Sbarro is actually spelled сбарро

Friday, April 17th, 2009
This grand staircase greets you shortly after entering the Hermitage museum.

This grand staircase greets you shortly after entering the Hermitage museum.

Greetings from Санкт Петербург (St Petersburg) where I’ve broken one of my cardinal rules of travel by dining at an American chain restaurant. I have two remaining shreds of dignity to hold in my defense. First, this is not McDonalds and second, Sbarro at least looks foreign when spelled with the Cyrillic alphabet. But the real reason why I’m here is that I saw a sign for free wifi as i was walking by, and it was beginning to spit wet snow outside.

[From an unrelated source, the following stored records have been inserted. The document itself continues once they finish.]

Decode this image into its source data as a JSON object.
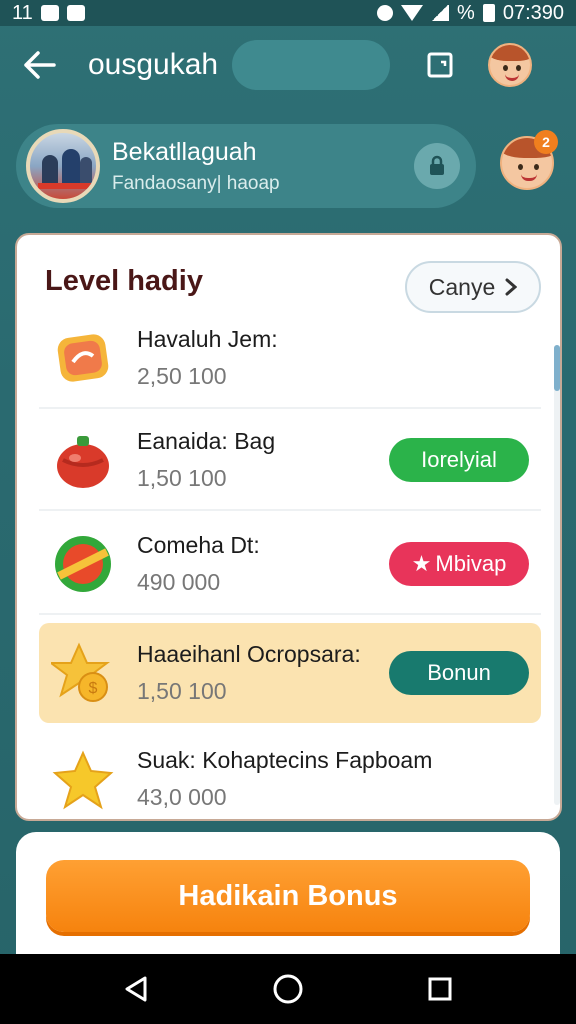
{
  "status_bar": {
    "left_text": "11",
    "time": "07:390",
    "battery_text": "%"
  },
  "app_bar": {
    "title": "ousgukah"
  },
  "profile": {
    "name": "Bekatllaguah",
    "subtitle": "Fandaosany| haoap"
  },
  "side_avatar": {
    "badge": "2"
  },
  "card": {
    "title": "Level hadiy",
    "filter_label": "Canye",
    "items": [
      {
        "name": "Havaluh Jem:",
        "value": "2,50 100",
        "icon": "candy-icon",
        "action": null
      },
      {
        "name": "Eanaida: Bag",
        "value": "1,50 100",
        "icon": "red-bag-icon",
        "action": {
          "label": "Iorelyial",
          "color": "#2bb34a"
        }
      },
      {
        "name": "Comeha Dt:",
        "value": "490 000",
        "icon": "ball-icon",
        "action": {
          "label": "Mbivap",
          "color": "#e8345a"
        }
      },
      {
        "name": "Haaeihanl Ocropsara:",
        "value": "1,50 100",
        "icon": "coin-star-icon",
        "action": {
          "label": "Bonun",
          "color": "#187a6e"
        },
        "highlight": true
      },
      {
        "name": "Suak: Kohaptecins Fapboam",
        "value": "43,0 000",
        "icon": "star-icon",
        "action": null
      }
    ]
  },
  "bottom": {
    "cta_label": "Hadikain Bonus"
  }
}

My day started around 8:30 when my alarm told me to wake up and get ready for my train’s 9 am arrival in St Petersburg. I had taken the overnight train from Moscow, using the night travel to spare the precious few days I have in this country while taking in my first experience riding a sleeper car. I hadn’t planned to take this foray north, but after hearing several endorsements I decided to try to squeeze it in. The only problem is that I have no guide book for St Petersburg (in fact i didnt even have a basic city map), so I came here pretty blind.

This particular side trip began with the touch of misadventure I’ve come to expect. Jim and I took the metro from his apartment to the Leningrad train station. This would normally have been fine, but we had forgotten that (more…)

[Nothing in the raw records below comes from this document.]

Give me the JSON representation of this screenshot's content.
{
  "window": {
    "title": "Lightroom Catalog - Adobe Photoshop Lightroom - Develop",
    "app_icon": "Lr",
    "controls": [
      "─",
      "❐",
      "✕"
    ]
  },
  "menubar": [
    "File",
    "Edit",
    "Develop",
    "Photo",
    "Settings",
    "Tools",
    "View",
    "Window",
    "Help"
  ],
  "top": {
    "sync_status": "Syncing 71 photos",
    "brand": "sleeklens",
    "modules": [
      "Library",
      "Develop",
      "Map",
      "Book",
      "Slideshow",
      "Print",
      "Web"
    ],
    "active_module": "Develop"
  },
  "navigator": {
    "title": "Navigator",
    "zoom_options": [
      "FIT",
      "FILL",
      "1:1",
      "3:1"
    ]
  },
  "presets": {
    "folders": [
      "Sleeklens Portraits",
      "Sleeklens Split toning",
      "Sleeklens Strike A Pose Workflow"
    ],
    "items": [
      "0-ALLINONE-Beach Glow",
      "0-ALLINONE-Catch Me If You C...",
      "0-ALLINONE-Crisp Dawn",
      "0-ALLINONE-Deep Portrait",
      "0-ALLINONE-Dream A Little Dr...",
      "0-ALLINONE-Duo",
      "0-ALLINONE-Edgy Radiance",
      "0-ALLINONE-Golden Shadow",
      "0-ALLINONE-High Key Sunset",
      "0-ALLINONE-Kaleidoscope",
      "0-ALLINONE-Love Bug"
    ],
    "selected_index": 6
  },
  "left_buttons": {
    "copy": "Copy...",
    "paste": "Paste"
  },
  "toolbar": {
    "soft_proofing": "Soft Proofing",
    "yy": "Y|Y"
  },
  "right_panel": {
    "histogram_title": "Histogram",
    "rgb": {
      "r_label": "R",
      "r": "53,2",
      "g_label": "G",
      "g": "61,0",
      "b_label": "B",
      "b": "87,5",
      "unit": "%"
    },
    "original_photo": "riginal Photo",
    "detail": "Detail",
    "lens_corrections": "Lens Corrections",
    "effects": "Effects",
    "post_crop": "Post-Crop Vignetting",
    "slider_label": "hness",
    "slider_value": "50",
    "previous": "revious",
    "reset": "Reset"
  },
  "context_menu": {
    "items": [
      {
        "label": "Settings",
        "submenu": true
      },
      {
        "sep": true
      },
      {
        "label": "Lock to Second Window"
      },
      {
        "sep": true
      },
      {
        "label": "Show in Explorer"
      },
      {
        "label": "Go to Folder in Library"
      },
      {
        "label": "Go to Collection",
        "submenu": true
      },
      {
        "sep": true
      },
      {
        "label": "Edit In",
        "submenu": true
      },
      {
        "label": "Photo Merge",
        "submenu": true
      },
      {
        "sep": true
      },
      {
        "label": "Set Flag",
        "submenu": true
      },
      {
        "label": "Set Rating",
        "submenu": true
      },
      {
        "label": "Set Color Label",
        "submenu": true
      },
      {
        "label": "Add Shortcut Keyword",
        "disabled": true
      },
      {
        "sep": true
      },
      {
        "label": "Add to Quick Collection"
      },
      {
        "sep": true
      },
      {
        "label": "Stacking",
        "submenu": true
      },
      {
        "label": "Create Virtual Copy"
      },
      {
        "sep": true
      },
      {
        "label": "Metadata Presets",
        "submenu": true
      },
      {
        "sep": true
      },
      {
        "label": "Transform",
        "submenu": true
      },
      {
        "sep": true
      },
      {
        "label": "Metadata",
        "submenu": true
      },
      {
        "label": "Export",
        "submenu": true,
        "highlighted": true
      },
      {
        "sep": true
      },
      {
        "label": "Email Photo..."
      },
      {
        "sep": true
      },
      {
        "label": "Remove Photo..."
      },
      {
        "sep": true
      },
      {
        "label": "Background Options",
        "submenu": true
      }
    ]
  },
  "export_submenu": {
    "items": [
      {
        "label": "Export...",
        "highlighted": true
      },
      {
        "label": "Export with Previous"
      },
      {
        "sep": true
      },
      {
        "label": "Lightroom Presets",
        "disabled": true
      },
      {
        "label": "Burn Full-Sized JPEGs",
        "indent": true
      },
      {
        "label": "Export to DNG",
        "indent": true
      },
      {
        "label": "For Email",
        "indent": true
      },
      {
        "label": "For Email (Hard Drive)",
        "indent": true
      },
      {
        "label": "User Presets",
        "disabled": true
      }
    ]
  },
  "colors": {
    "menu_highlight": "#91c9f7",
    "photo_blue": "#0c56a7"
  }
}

…gang aft agley

Thursday, April 16th, 2009
Jim buying some shaurma

Jim buying some shaurma

I suppose it would be a bit presumptuous of me to claim Steinbeck’s famous proverb applies to me.  That would be to claim that I even had laid some plans in the first place!  I suppose a more appropriate tag for my travel experiences would be the almost trite, serendipity.  Actually, on third thought, it would best be characterized as providential.

Well, that’s how I see it as I update today’s blog entry.  I’m sitting in Jim Hutchinson’s office as I write this, refreshed from a whopping 6 hours of sleep that more than doubles the rest I’d received in the previous two days.  Who is Jim Hutchinson?  He’s a missionary living here in Moscow with his wife and three young daughters.  I originally got in touch with Jim several weeks ago via e-mail as I began to “plan” my trip here to Russia.  I wanted to find a church to attend when I would be in Moscow.  Jim offered to give me some touring advice when I got here, so I gave him a call the day before I left the states.  He must have assessed that I’d be instantly (more…)

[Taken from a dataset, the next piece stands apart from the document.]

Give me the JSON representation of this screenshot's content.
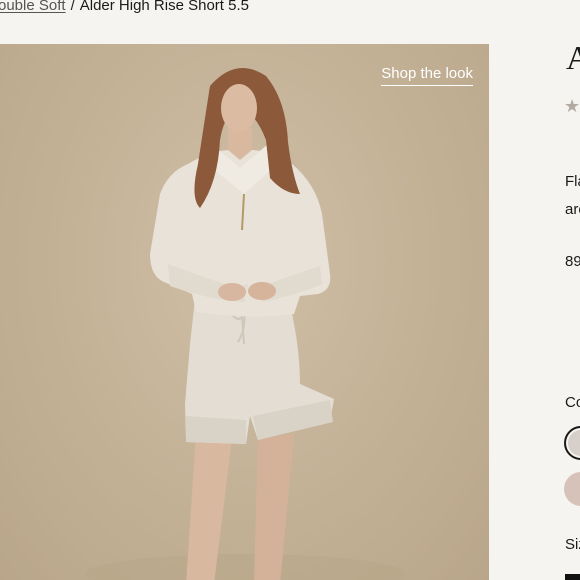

Da Svidaniya

Tuesday, April 14th, 2009

Well hello neglected blog readers! Life has been in blur mode for me over the past few weeks as I’ve been blessed with quite a lot of business and I’ve been trying to adequately prepare for a week away from home. Bit here I am again, sitting in another airport, ready to board a plane for a new destination. I just enjoyed a visit with Ken Taylor and his family on a planned long layover in Washington DC, but now I’m continuing on my way to Moscow. This will be a new, slightly more adventuresome trip for me. Charming, first world Europe is always a pleasant destination, but it’s not exactly exotic. Russia may no longer be soviet, but it’s still populated with Russians, and the country is still reputed to impose unique difficulties for travelers. Certainly the visa process was a bit challenging, something I’m guessing is a taste of my week to come. For now, though, I’m sitting in a roomy economy plus seat (scored for free by simply asking the right question) and hope to get some decent rest on the 11 hour, red-eye flight. With only an hour of sleep to my credit last night, I’m needing to break the mental fog that comes beyond fatigue. An overnight flight and jumping 8 time zones tends only to contribute to this problem, so a little sleep would go a long way in preventing my first day in Russia from being nothing more than a marathon sleep session. Well, our flight is starting to taxi, so I’d best shut down my phone. More to come!